All too often, city residents ignore what happens underneath their feet, realizing after an unexpected explosion or other incident, the sheer amount of design, construction and maintenance talent supporting energy and infrastructure layers that are the foundation of our above-ground lifestyles, businesses and environments.
The engineering and navigation of sub-surface operations, rights-of-way and easements is an archeology of municipal records, archiving the civilization of urban spaces. All too often, such records are scattered, in public and private collections, subject to being lost, mishandled, unauthenticated or simply forgotten.
When the emergency happens, multiple agencies of federal, state and local government, utilities, commercial and residential property owners, insurers and others get involved to re-generate collective memory of what broke, what is worth fixing to status quo ante, and what would be best replaced with newer, more resilient infrastructure and technology. Reconstruction is delayed because of the information that is missing or needs to be revalidated. Insurance settlements and new premium rates reflect the information delays and asymmetries.

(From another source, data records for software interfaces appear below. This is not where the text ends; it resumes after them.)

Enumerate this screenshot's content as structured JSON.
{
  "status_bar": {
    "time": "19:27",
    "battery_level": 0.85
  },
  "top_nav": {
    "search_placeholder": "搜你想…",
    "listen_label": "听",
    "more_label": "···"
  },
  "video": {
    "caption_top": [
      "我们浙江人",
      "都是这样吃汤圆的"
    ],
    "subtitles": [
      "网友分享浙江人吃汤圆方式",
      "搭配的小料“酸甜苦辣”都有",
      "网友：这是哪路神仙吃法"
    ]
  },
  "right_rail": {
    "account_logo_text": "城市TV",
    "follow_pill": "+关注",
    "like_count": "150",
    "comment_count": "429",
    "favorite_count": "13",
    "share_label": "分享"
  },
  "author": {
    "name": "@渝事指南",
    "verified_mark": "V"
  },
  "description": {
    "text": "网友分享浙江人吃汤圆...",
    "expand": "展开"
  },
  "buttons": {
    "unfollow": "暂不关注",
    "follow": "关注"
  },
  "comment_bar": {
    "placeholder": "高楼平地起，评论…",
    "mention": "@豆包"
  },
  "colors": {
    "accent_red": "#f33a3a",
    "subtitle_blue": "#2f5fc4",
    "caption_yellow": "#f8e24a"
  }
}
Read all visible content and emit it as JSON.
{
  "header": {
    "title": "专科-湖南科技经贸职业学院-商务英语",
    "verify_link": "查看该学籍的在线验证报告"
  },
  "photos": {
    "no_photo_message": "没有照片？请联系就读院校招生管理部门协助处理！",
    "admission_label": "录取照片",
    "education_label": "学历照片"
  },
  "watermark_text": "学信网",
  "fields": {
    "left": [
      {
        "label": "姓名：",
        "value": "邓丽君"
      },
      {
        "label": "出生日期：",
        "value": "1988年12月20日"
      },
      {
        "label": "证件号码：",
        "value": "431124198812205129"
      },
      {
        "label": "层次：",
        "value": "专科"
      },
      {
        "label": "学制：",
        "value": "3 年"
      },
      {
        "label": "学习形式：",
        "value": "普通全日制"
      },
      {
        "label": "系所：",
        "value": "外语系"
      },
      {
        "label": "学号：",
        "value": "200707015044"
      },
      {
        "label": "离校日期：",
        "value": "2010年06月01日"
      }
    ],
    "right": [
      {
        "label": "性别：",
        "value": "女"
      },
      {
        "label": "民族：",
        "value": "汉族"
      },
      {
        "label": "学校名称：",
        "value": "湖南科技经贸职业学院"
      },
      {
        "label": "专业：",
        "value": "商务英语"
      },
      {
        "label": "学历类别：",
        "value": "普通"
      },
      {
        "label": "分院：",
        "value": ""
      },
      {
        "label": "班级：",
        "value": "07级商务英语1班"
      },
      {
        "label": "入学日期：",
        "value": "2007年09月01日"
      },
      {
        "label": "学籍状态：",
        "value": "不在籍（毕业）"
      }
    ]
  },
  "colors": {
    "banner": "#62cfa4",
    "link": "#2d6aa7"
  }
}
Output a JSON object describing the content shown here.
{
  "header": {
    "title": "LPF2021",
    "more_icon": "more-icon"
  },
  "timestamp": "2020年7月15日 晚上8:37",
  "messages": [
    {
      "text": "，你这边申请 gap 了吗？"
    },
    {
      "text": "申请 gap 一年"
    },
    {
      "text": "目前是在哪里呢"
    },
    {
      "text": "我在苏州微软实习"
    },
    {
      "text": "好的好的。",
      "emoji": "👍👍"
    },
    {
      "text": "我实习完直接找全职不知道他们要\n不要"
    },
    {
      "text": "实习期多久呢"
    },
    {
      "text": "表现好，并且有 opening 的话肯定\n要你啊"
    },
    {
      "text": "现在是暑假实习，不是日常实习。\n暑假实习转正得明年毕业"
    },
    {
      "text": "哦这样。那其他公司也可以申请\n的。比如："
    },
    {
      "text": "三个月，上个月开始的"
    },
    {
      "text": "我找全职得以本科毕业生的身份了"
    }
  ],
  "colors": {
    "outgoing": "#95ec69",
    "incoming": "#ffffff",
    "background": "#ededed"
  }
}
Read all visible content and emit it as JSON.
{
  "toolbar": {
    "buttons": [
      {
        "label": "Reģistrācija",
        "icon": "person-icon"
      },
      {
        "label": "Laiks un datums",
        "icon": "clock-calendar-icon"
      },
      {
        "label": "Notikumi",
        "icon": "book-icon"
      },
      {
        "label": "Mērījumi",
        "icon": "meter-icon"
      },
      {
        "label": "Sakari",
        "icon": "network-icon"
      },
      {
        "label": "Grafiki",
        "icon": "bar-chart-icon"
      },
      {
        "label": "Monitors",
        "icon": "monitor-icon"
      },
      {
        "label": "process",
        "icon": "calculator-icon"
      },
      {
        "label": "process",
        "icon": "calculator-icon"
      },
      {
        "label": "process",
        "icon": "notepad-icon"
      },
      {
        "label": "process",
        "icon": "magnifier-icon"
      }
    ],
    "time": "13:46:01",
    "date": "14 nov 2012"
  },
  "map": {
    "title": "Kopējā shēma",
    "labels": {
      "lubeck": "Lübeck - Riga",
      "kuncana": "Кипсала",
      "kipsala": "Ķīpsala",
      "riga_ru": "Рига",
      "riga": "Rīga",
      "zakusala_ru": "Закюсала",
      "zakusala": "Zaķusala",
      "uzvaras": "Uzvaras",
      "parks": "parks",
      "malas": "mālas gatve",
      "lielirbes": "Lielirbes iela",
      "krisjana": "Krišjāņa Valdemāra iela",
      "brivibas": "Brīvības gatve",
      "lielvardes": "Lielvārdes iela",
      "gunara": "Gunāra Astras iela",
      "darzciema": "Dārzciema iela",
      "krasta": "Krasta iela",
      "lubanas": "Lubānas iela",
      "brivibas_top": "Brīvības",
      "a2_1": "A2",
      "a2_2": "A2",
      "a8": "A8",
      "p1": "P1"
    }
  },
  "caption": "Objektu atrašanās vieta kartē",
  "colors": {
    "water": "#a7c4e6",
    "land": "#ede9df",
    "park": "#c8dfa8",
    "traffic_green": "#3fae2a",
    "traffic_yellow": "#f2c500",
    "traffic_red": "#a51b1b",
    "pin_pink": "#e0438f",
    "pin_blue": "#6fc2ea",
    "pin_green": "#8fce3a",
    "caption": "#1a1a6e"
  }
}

Transparency tools, such as building information models geospatially organized like a three-ring binder to align with a shared accurate street base map can start the process of planning for more sustainable and resilient systems. In turn, the models permit stress-tests and aging scenarios that improve collaborative reconstruction of sub-surface systems, and even identify vacant vault space or recyclable heat and water that can be used by smart buildings to reduce energy costs and environmental impacts.